Religion is a ubiquitous aspect of human culture, yet until recently, relatively little was known about its natural origins and effects on human minds and societies. This is changing, as scientific interest in religion is on the rise. Debates about the evolutionary origins and functions of religion, including its origins in genetic and cultural evolution, hinge on a set of empirical claims about religious prosociality: whether, and through which particular pathways, certain religious beliefs and practices encourage prosocial behaviors. Here we synthesize and evaluate the scientific literature on religious prosociality, highlighting both gaps and open questions. Converging evidence from several fields suggests a nuanced pattern such that some religious beliefs and practices, under specific sociohistorical contexts, foster prosocial behaviors among strangers. This emerging picture is beginning to reveal the psychological mechanisms underlying religious prosociality.

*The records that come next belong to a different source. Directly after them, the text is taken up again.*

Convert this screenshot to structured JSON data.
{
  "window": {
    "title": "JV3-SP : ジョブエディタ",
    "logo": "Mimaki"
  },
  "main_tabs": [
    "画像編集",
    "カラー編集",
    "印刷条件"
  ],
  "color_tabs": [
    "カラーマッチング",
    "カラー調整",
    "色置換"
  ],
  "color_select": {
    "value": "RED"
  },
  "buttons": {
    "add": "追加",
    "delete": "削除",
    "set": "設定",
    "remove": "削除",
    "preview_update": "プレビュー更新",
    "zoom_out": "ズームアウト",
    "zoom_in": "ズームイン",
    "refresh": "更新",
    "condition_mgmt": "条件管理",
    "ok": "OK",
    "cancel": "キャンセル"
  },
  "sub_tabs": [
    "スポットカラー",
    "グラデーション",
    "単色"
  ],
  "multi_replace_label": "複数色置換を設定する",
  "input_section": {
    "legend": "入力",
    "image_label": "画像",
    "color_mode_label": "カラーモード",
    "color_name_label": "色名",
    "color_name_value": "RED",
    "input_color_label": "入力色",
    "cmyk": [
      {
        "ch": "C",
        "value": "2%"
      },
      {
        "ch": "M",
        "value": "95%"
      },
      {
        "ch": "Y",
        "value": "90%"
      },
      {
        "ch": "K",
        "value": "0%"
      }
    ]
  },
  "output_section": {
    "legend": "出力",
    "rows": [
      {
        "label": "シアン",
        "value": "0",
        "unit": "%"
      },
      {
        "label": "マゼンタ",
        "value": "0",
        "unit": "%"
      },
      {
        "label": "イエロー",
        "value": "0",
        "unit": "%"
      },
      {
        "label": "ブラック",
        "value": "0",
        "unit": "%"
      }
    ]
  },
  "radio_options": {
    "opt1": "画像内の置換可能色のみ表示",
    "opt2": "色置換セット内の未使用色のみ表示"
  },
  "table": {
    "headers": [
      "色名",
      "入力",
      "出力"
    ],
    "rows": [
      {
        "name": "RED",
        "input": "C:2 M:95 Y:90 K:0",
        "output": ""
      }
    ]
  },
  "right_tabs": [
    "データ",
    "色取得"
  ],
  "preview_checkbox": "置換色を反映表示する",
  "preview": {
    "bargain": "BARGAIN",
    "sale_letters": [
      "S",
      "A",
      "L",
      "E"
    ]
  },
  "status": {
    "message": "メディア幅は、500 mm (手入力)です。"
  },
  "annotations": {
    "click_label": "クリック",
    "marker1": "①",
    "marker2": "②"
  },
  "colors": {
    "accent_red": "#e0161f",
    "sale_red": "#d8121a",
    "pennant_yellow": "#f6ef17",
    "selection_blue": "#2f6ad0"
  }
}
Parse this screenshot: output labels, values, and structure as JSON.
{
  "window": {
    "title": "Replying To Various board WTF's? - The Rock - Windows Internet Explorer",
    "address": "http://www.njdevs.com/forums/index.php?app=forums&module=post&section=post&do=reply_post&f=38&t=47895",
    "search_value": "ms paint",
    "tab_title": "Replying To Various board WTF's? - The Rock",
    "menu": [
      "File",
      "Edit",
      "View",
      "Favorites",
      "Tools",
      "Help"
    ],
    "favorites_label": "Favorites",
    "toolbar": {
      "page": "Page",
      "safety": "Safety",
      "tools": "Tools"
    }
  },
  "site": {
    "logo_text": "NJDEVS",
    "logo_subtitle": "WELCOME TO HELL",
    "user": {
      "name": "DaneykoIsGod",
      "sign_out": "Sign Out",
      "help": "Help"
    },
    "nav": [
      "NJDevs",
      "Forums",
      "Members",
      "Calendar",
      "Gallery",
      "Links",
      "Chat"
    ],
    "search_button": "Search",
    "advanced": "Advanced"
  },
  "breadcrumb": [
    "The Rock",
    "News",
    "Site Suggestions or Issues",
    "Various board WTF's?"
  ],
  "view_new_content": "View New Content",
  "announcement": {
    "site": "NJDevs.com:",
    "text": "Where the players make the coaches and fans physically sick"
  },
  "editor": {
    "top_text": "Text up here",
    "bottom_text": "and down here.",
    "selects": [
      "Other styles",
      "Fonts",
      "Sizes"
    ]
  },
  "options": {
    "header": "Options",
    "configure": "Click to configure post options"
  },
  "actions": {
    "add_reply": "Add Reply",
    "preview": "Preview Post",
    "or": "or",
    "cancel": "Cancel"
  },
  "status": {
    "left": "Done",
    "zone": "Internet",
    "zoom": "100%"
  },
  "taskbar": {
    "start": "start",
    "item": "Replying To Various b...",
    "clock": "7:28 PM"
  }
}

Further progress will depend on resolving outstanding puzzles, such as whether religious prosociality exists in small-scale societies, the extent to which it is constrained by in-group boundaries, and the psychology underlying various forms of disbelief.
Religion may be one factor that enabled large-scale complex human societies to evolve. Utilizing a cultural evolutionary approach, this chapter seeks explanations for patterns of complexity and variation in religion within and across groups, over time. Properties of religious systems (e.g., rituals, ritualized behaviors, overimitation, synchrony, sacred values) are examined at different social scales, from small-scale forager to large-scale urban societies. The role of religion in transitional societies is discussed, as well as the impact of witchcraft, superhuman policing, and the cultural evolution of moralizing gods. The shift from an imagistic to a doctrinal mode of religiosity is examined, as are the relationships between sacred values and secular worlds. Cultural evolutionary approaches to religion require evidence and methods from collaborative and multidisciplinary science. The chapter concludes with an overview of several projects that are working to provide conceptual, methodological, and empirical groundwork.